Uzbekistan president Islam Karimov has died at the age of 78 following a stroke, it is being reported. The veteran leader, who dominated the ex-Soviet nation for 25 years, had been in hospital since Saturday. A statement issued earlier on a government website said only that he was in a critical condition. But diplomats from Afghanistan and Kyrgyzstan said his funeral would be held on Saturday, while other leaders have sent their condolences. The news has not been confirmed officially in the tightly controlled Central Asian state where opposition media have also been reporting that he was dead.
Dear compatriots, it is with a very heavy heart that we inform you that yesterday the condition of our president deteriorated sharply and, according to doctors, it is evaluated as critical

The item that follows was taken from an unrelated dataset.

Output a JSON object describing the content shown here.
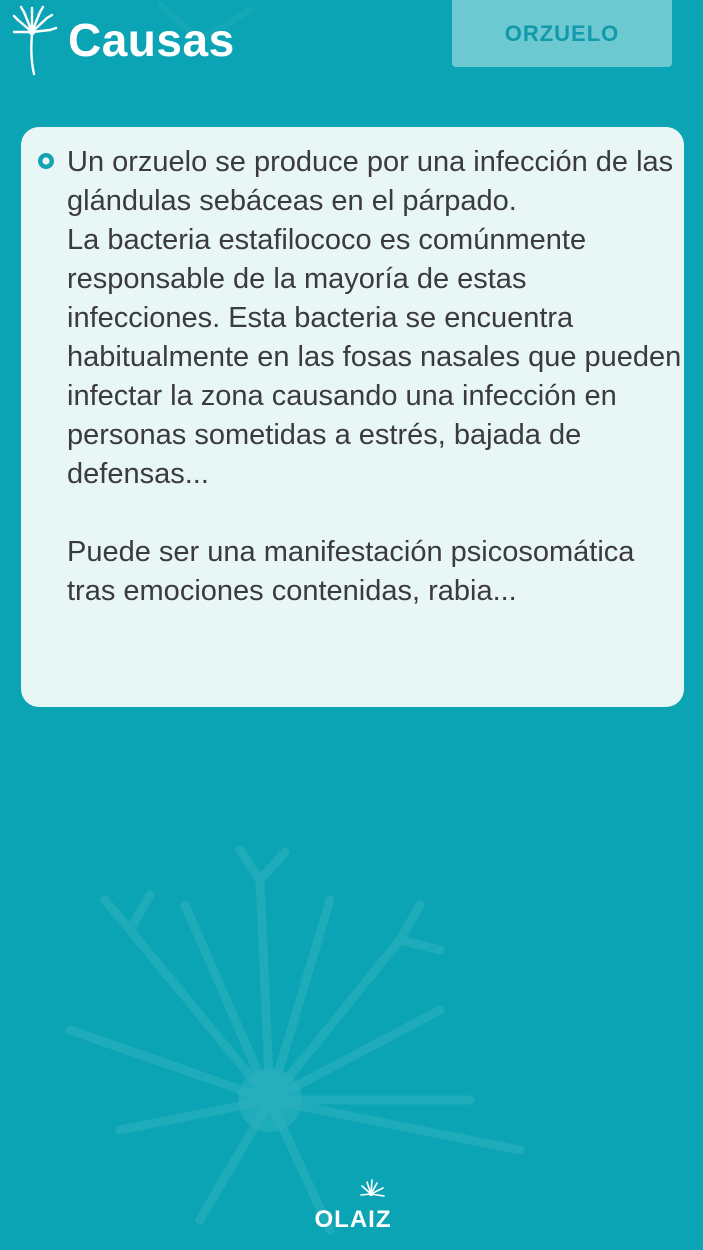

Government statement on Mr Karimov
On Monday, Mr Karimov’s daughter Lola Karimova-Tillyaeva announced on social media he was in stable condition in intensive care after a cerebral haemorrhage, before hinting two days later that he was making a recovery. However, an opposition news agency reported on Thursday that preparations for his funeral in his hometown of Samarkand were under way, with part of the city centre cordoned off and the streets cleaned. It is not clear who will succeed the hardline ruler who has governed his landlocked country since it gained independence from the Soviet Union in 1991. Analysts say it is likely to be decided by a small group of senior officials and family members behind closed doors.
Uzbekistan’s human rights record is atrocious. Thousands are imprisoned on politically-motivated charges. Torture is endemic in the criminal justice system. Authorities continue to crackdown on civil society activists, opposition members, and journalists.
Human Rights Watch